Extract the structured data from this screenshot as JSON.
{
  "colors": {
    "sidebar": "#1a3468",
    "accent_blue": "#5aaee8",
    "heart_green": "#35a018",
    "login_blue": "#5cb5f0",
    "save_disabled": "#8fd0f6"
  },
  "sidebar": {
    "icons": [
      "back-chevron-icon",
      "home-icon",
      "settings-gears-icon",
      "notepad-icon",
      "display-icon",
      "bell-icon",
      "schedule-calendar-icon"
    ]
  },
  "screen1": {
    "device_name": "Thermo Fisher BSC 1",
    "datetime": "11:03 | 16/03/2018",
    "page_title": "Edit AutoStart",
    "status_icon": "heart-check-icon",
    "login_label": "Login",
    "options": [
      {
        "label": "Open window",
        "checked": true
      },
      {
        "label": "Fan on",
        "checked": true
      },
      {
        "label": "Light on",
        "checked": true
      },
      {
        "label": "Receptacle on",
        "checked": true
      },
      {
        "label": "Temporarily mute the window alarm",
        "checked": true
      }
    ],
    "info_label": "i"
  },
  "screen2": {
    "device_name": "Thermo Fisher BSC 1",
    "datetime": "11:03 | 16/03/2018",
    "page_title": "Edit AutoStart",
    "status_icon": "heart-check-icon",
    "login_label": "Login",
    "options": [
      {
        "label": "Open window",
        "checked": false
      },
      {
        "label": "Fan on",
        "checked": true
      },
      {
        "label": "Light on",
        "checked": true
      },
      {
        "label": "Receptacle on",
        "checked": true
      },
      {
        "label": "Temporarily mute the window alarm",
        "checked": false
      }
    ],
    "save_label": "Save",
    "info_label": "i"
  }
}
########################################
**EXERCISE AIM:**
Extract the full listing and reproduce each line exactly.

**EXERCISE ANSWER:**
Extract the structured data from this screenshot as JSON.
{
  "colors": {
    "sidebar": "#1a3468",
    "accent_blue": "#5aaee8",
    "heart_green": "#35a018",
    "login_blue": "#5cb5f0",
    "save_disabled": "#8fd0f6"
  },
  "sidebar": {
    "icons": [
      "back-chevron-icon",
      "home-icon",
      "settings-gears-icon",
      "notepad-icon",
      "display-icon",
      "bell-icon",
      "schedule-calendar-icon"
    ]
  },
  "screen1": {
    "device_name": "Thermo Fisher BSC 1",
    "datetime": "11:03 | 16/03/2018",
    "page_title": "Edit AutoStart",
    "status_icon": "heart-check-icon",
    "login_label": "Login",
    "options": [
      {
        "label": "Open window",
        "checked": true
      },
      {
        "label": "Fan on",
        "checked": true
      },
      {
        "label": "Light on",
        "checked": true
      },
      {
        "label": "Receptacle on",
        "checked": true
      },
      {
        "label": "Temporarily mute the window alarm",
        "checked": true
      }
    ],
    "info_label": "i"
  },
  "screen2": {
    "device_name": "Thermo Fisher BSC 1",
    "datetime": "11:03 | 16/03/2018",
    "page_title": "Edit AutoStart",
    "status_icon": "heart-check-icon",
    "login_label": "Login",
    "options": [
      {
        "label": "Open window",
        "checked": false
      },
      {
        "label": "Fan on",
        "checked": true
      },
      {
        "label": "Light on",
        "checked": true
      },
      {
        "label": "Receptacle on",
        "checked": true
      },
      {
        "label": "Temporarily mute the window alarm",
        "checked": false
      }
    ],
    "save_label": "Save",
    "info_label": "i"
  }
}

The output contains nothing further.